As January 1st rolled around, it was easy to set down Jurassic Park after a year of viewings and analysis. I’d seen all I’d needed to see, and said all I’d needed to say. If only picking up Avatar was as easy as ridding myself of its predecessor. From the very first moment, Avatar seems like an unwanted chore, its tediousness almost unbearable.

Thinking and writing about Avatar is just no fun. I know that I’m not just sick of discussing films, because when I joined Bill to write about my personal issues with The Lord of the Rings: The Fellowship of the Ring, I had a blast. It actively made me dread having to go home and write down my thoughts on Avatar. I was having more fun writing about Jurassic Park at the end of December than looking at Avatar in the second week of January. This is a sad state of affairs.

And things only go downhill from there. As I was trying to fall asleep a little later in the month, I was dwelling on some fears and doubts, and guess what swooped into my thoughts, entirely unbidden?


This thing!

That’s right, toruk, or as the Na’vi translation goes, last shadow, or as the humans call it, the great leonopteryx (or as anyone who isn’t a huge nerd calls it, that big fucking dragon thing). Whatever the damn thing is called, apparently my unconscious mind is associating it with dread and apprehension. And this is only three weeks in? Shit.

Stepping away from Avatar for a moment, near the beginning of the month, a friend I was talking to was asking me for book recommendations. Finding this difficult, I immediately thought of High Fidelity, the film I watched every week during 2012. See, when asked what my favorite book is, I’m in as much trouble as Rob Gordon when he’s asked for his all-time top five songs. I could easily tell you my favorite book in any number of specific categories, but I couldn’t pick the five that you must read. I suppose I could make a reading list, much like Rob Gordon makes mix-tapes. More significantly, apparently High Fidelity is still the first thing to pop into my mind when I have to rank works of art.

Rob book

He’ll just smugly sit there in the back of my mind forever.

Now things take a bit of a lousy turn. A family member, with whom I am very close, has been struggling with mental illness for several years. Near the end of January, his condition worsened and he had to be hospitalized. While this had happened before, this episode was more severe, and I found it to be very difficult to cope with. 

As I immediately discovered, a weekly commitment to watch a film you hate is not particularly pleasant when dealing with a family crisis. The viewing for the final week of January was my first after this occurred. Watching Avatar was the last thing in the world I wanted to be doing, and I might not have made myself do it if I hadn’t been joined by a supportive friend.
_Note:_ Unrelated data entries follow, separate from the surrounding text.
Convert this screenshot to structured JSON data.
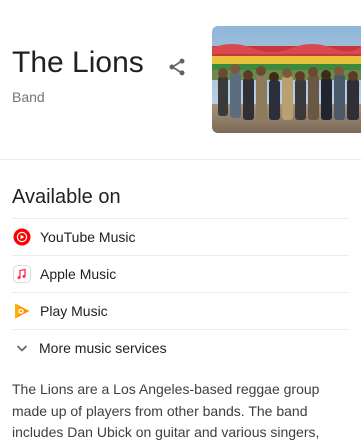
{
  "entity": {
    "title": "The Lions",
    "subtitle": "Band"
  },
  "share": {
    "icon": "share-icon"
  },
  "available": {
    "heading": "Available on",
    "services": [
      {
        "label": "YouTube Music",
        "icon": "youtube-music-icon",
        "color": "#ff0000"
      },
      {
        "label": "Apple Music",
        "icon": "apple-music-icon",
        "color": "#fa2d48"
      },
      {
        "label": "Play Music",
        "icon": "play-music-icon",
        "color": "#ff8f00"
      }
    ],
    "more_label": "More music services"
  },
  "description": "The Lions are a Los Angeles-based reggae group made up of players from other bands. The band includes Dan Ubick on guitar and various singers,"
}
Aside from getting my weekly viewing accomplished, Avatar entirely ceased to be a presence in my life. I had no dreams about stupid hammerhead rhinos. I didn’t start quoting the film’s forgettable dialogue. My thoughts did not start wandering unbidden to blue cat people. My mind was entirely focused on other matters.


Who would have thought not thinking about this jackassery would have been a negative thing in my life?

It might seem ridiculous for me to have been forcing myself to watch a movie I hate when I’m going through a particularly bad time. But Cinema 52 is about the effect of films on our lives, and what are our lives but a collection of good and bad times? So, from January we’re beginning to learn that Avatar is very unpleasant to watch during the bad times. For how it affects the good times, keep yourself tuned in; rest assured, they’re coming up (though the smart money is on Avatar being no fun during those either.)

Ah well, what did I expect? I’m watching a movie I hate for an entire year.